Greg Medcraft is the chairman of ASIC and is reported to have been contacted by headhunters over the vacant chief executive role at the FCA.
It is understood that the application period for the role has very recently closed, meaning the Treasury will now whittle down its choices until it comes up with a candidate.
Mr Medcraft is said to be seriously considering taking on the role, but it is unclear whether he would represent the change in tone from Martin Wheatley as he recently told the Financial Times that banks “deserve everything they get”.
His name has been floated as he nears the end of his five-year term as chairman of ASIC and, as reports in Australia suggest, he might fall victim to a review of the regulator he currently leads. The Australian government is carrying out a review that will look into splitting up, merging or overhauling the regulator.
When previous FCA chief executive Martin Wheatley announced his resignation George Osborne said he would launch a “worldwide search” to find his replacement.
Mr Medcraft spent nearly 30 years in investment banking at Societe Generale in Australia, Asia, Europe and the Americas. He was the managing director and global head of securitisation, based in New York.
Since returning to Australia in 2007 he has been chief executive and executive officer of the Australian Securitisation Forum.

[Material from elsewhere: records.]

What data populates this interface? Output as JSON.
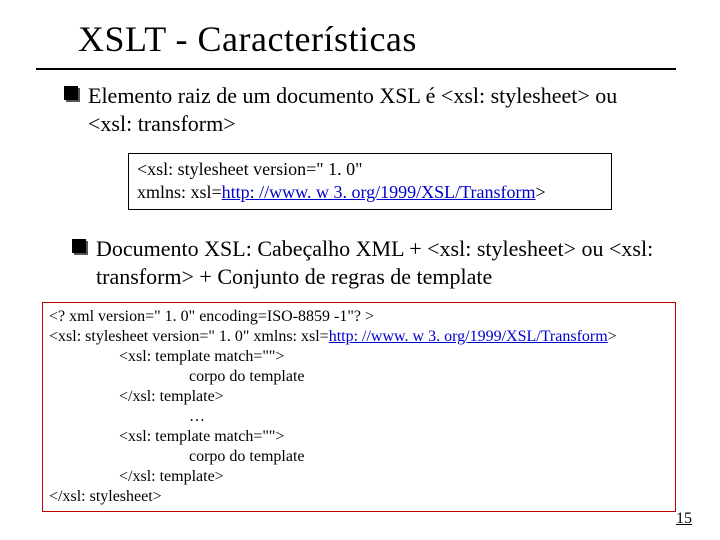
{
  "title": "XSLT - Características",
  "bullet1": "Elemento raiz de um documento XSL é <xsl: stylesheet> ou <xsl: transform>",
  "code1": {
    "line1_pre": "<xsl: stylesheet version=\" 1. 0\"",
    "line2_pre": "xmlns: xsl=",
    "line2_link": "http: //www. w 3. org/1999/XSL/Transform",
    "line2_post": ">"
  },
  "bullet2": "Documento XSL: Cabeçalho XML + <xsl: stylesheet> ou <xsl: transform> + Conjunto de regras de template",
  "code2": {
    "l1": "<? xml version=\" 1. 0\" encoding=ISO-8859 -1\"? >",
    "l2_pre": "<xsl: stylesheet version=\" 1. 0\"   xmlns: xsl=",
    "l2_link": "http: //www. w 3. org/1999/XSL/Transform",
    "l2_post": ">",
    "l3": "<xsl: template match=\"\">",
    "l4": "corpo do template",
    "l5": "</xsl: template>",
    "l6": "…",
    "l7": "<xsl: template match=\"\">",
    "l8": "corpo do template",
    "l9": "</xsl: template>",
    "l10": "</xsl: stylesheet>"
  },
  "pagenum": "15"
}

He joined ASIC as commissioner in February 2009 and was appointed chairman in May 2011 for a five-year term. Since 2012, he has been chairman of the International Organization of Securities Commissions board.

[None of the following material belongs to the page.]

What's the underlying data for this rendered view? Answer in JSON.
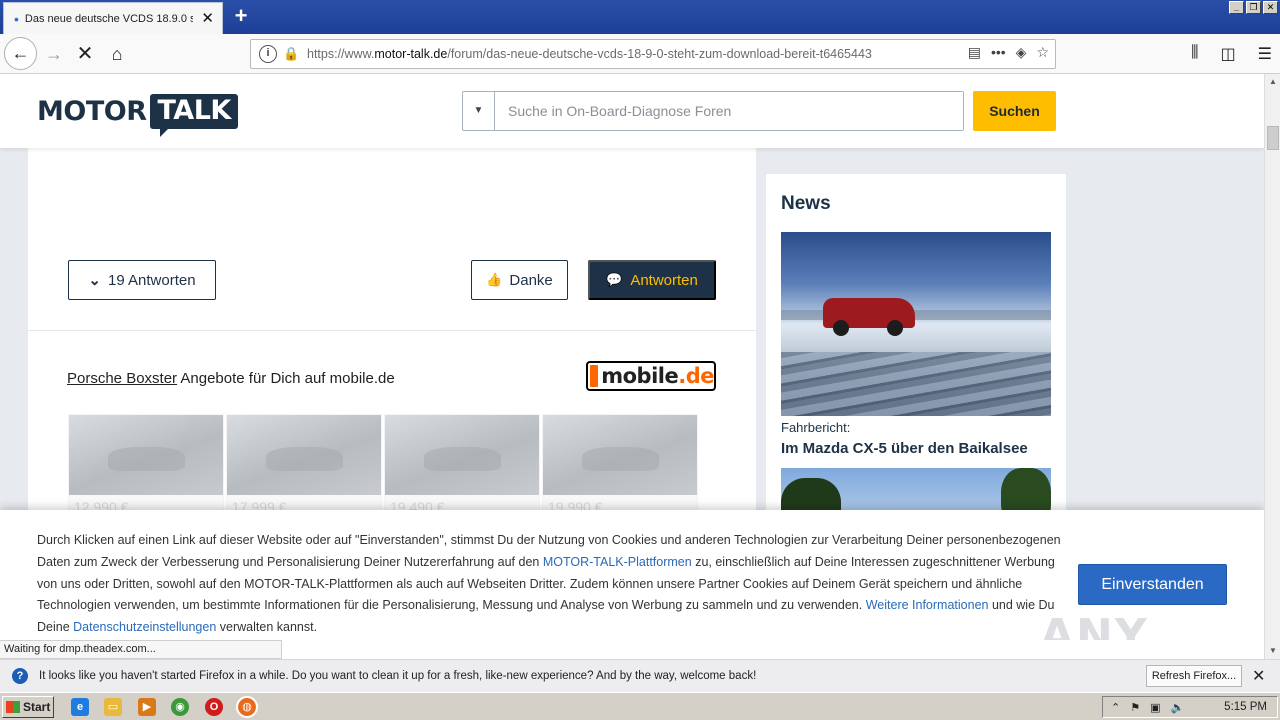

His appointment would make him the second Australian to be appointed to a senior position at the FCA, with Mark Steward already the director of enforcement.
The FCA declined to comment and the Treasury did not respond.
Martin Wheatley resigned in June after being told by Chancellor of the Exchequer George Osborne that his term would not be renewed when it expired in March 2016.
His departure from the FCA was widely interpreted to be due to Mr Osborne’s desire to reach a “new settlement” with financial services, while Mr Wheatley was characterised by his notorious claim that he would “shoot first and ask questions later”.